---------- DATA UNDER STUDY

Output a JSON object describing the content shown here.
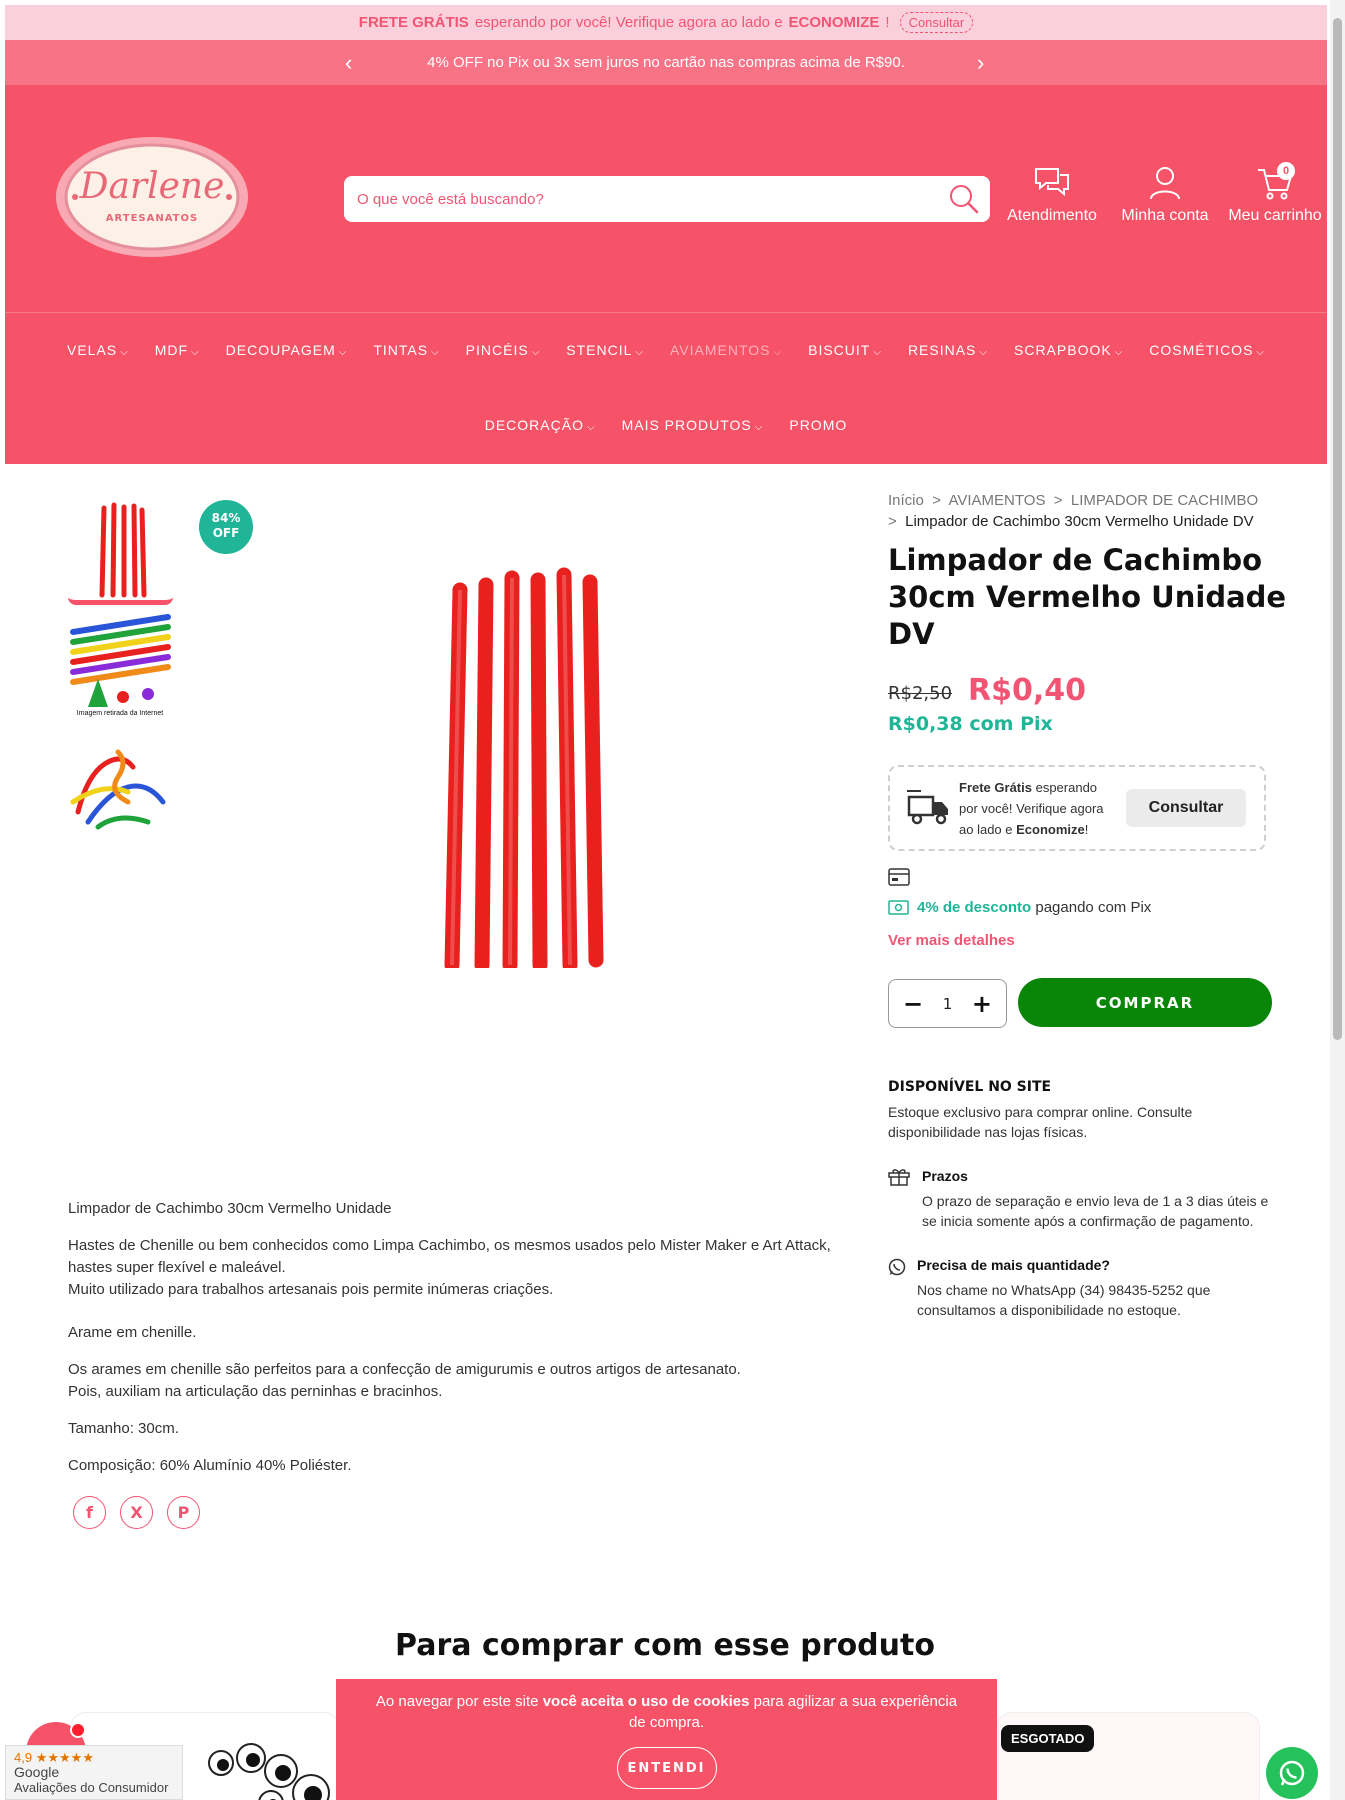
{
  "topbar": {
    "frete_label": "FRETE GRÁTIS",
    "middle_text": "esperando por você! Verifique agora ao lado e",
    "economize_label": "ECONOMIZE",
    "exclamation": "!",
    "button": "Consultar"
  },
  "promo": {
    "text": "4% OFF no Pix ou 3x sem juros no cartão nas compras acima de R$90.",
    "prev_icon": "chevron-left-icon",
    "next_icon": "chevron-right-icon"
  },
  "header": {
    "logo_name": "Darlene",
    "logo_sub": "ARTESANATOS",
    "search_placeholder": "O que você está buscando?",
    "support_label": "Atendimento",
    "account_label": "Minha conta",
    "cart_label": "Meu carrinho",
    "cart_count": "0"
  },
  "nav": {
    "row1": [
      "VELAS",
      "MDF",
      "DECOUPAGEM",
      "TINTAS",
      "PINCÉIS",
      "STENCIL",
      "AVIAMENTOS",
      "BISCUIT",
      "RESINAS",
      "SCRAPBOOK",
      "COSMÉTICOS"
    ],
    "row2": [
      "DECORAÇÃO",
      "MAIS PRODUTOS",
      "PROMO"
    ],
    "chevron": "⌵"
  },
  "gallery": {
    "discount_percent": "84%",
    "discount_label": "OFF",
    "thumb2_caption": "Imagem retirada da Internet"
  },
  "breadcrumb": {
    "sep": ">",
    "home": "Início",
    "category": "AVIAMENTOS",
    "subcategory": "LIMPADOR DE CACHIMBO",
    "current": "Limpador de Cachimbo 30cm Vermelho Unidade DV"
  },
  "product": {
    "title": "Limpador de Cachimbo 30cm Vermelho Unidade DV",
    "old_price": "R$2,50",
    "price": "R$0,40",
    "pix_price": "R$0,38 com Pix",
    "frete": {
      "bold1": "Frete Grátis",
      "text1": " esperando por você! Verifique agora ao lado e ",
      "bold2": "Economize",
      "text2": "!",
      "button": "Consultar"
    },
    "pix_discount": "4% de desconto",
    "pix_suffix": "pagando com Pix",
    "more_details": "Ver mais detalhes",
    "quantity": "1",
    "buy_button": "COMPRAR",
    "stock_title": "DISPONÍVEL NO SITE",
    "stock_text": "Estoque exclusivo para comprar online. Consulte disponibilidade nas lojas físicas.",
    "prazos_title": "Prazos",
    "prazos_text": "O prazo de separação e envio leva de 1 a 3 dias úteis e se inicia somente após a confirmação de pagamento.",
    "qty_title": "Precisa de mais quantidade?",
    "qty_text": "Nos chame no WhatsApp (34) 98435-5252 que consultamos a disponibilidade no estoque."
  },
  "description": {
    "p1": "Limpador de Cachimbo 30cm Vermelho Unidade",
    "p2a": "Hastes de Chenille ou bem conhecidos como Limpa Cachimbo, os mesmos usados pelo Mister Maker e Art Attack, hastes super flexível e maleável.",
    "p2b": "Muito utilizado para trabalhos artesanais pois permite inúmeras criações.",
    "p3": "Arame em chenille.",
    "p4a": "Os arames em chenille são perfeitos para a confecção de amigurumis e outros artigos de artesanato.",
    "p4b": "Pois, auxiliam na articulação das perninhas e bracinhos.",
    "p5": "Tamanho: 30cm.",
    "p6": "Composição: 60% Alumínio 40% Poliéster."
  },
  "social": {
    "facebook": "f",
    "x": "X",
    "pinterest": "P"
  },
  "related": {
    "title": "Para comprar com esse produto",
    "sold_out": "ESGOTADO"
  },
  "cookie": {
    "text1": "Ao navegar por este site ",
    "bold": "você aceita o uso de cookies",
    "text2": " para agilizar a sua experiência de compra.",
    "button": "ENTENDI"
  },
  "google": {
    "rating": "4,9",
    "stars": "★★★★★",
    "brand": "Google",
    "label": "Avaliações do Consumidor"
  },
  "colors": {
    "brand": "#f65368",
    "accent_pink": "#f25573",
    "teal": "#20b597",
    "buy_green": "#098608"
  }
}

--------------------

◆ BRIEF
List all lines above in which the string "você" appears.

◆ RESULT OF THIS EXERCISE
    "middle_text": "esperando por você! Verifique agora ao lado e",
    "search_placeholder": "O que você está buscando?",
      "text1": " esperando por você! Verifique agora ao lado e ",
    "bold": "você aceita o uso de cookies",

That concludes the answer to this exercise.